Brian Innes, state manager of climate change management consultancy firm Energetics, said there was a lack of certainty in future gas supply because of the discrepancy between the levels of supply and demand in WA.
“It is not a big market and that is the problem. We don’t have a domestic demand profile which has lots of players which makes it a real market,” he told WA Business News.
“The buyers have no ability to trust the forward price out to 20 years, which is what they want. The sellers are saying, I am putting a big gamble on WA industry.”
Renewable energy project developer Mid West Energy is focused on the opportunities offered by the resources-driven energy demand in the north-west but managing director Richard Harris said gas supply was an ongoing issue in terms of meeting the energy requirements.
“There are constraints at the moment on gas supply and gas-fire generation, nobody I know is building a gas-fire generator at the moment,” Mr Harris said.
“To source gas in this market, with a 20-year timeframe for the life of projects, and the life of a gas plant, it’s just not available.”
Mr Innes agreed that gas restrictions were putting pressure on forward-planning abilities.
“Anyone who is going to invest in a combined cycle plant wants a long-term price trajectory on their major operational cost, the fuel coming in. They just can’t get that at the moment,” he said.
“At the end of the day you want to find a way for the market to work, otherwise government has to step in.” He was referring to measures such as renewable energy certificates.
The Gillard government’s proposed carbon tax was another common theme among speakers, with questions surrounding the benefits of complementary measures – such as industry efficiency policies – to market-based mechanisms.
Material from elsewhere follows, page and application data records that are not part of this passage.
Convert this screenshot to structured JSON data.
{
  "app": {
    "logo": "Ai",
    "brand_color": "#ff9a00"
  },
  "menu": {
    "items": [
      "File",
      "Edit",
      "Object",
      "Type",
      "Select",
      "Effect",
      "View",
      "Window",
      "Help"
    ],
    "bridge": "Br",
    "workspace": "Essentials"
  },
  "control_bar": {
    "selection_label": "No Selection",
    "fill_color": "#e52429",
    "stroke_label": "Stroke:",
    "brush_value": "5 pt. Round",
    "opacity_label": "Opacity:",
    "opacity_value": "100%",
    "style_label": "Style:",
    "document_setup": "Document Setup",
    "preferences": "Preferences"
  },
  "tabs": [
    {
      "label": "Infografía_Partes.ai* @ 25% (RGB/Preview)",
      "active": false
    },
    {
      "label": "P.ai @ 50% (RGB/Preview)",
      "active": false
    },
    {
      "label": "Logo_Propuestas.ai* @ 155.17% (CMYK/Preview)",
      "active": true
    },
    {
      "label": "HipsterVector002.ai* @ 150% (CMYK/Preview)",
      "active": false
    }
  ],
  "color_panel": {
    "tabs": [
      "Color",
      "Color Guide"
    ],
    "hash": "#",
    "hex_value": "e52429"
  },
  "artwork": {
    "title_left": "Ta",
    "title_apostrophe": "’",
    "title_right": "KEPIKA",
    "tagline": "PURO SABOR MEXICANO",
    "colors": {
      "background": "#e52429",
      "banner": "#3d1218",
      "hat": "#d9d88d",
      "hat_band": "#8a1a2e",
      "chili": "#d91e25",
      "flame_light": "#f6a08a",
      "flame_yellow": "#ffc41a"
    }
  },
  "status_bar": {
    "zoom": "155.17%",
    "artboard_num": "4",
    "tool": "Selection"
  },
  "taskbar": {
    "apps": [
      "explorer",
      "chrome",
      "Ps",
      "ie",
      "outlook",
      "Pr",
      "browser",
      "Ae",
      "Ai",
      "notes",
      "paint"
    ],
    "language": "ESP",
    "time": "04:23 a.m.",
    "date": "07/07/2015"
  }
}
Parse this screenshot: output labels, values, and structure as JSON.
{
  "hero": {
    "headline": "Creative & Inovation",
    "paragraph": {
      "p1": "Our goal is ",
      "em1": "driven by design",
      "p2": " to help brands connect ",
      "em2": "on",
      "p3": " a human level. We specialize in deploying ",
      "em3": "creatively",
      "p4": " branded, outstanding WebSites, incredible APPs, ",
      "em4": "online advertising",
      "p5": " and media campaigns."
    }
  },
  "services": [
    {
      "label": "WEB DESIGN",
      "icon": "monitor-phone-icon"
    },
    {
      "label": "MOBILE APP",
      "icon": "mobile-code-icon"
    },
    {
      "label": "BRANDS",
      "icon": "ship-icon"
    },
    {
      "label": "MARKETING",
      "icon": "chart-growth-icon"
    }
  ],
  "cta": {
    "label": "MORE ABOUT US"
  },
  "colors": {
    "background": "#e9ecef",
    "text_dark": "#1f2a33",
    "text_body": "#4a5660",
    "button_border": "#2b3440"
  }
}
Peter Hartley, chair in economics at Rice University (Texas), made a bold prediction that complementary measures would become more of a cornerstone in time.
“There will be continuing measures to subsidise research and development into alternative energy technologies, but also countries will move towards policies that tend to, perhaps, cope with climate change, natural or man-made, rather than trying to restrict CO2,” he said.
Mr Innes took a different view. He said he tended to agree with market purists that a market-based mechanism would iron out the issues.
“We need full-cost reflectivity in our electricity prices, we need a carbon price which the market sets, untethered from distortions, let’s get on with it,” he said.
But he said complimentary measures were vital where market systems failed.
“The greatest failure from our markets from an energy point of view is that we are not tight enough on building regulations,” he said.
Mr Innes insisted that tighter regulations, such as the six-star energy rating regulation for the building industry, played an important role in creating better efficiencies in energy usage, considering energy use had increased by 20 per cent in the average household since 2001.
International Energy Agency senior energy adviser Grayson Heffner said justification for measures that aimed to educate end-energy users on efficiency remained.
“Carbon pricing is important, it is an anchor, a basic pillar in improving energy efficiency in all sectors, but it is not a panacea for everything, it doesn’t solve basic market failures,” he said.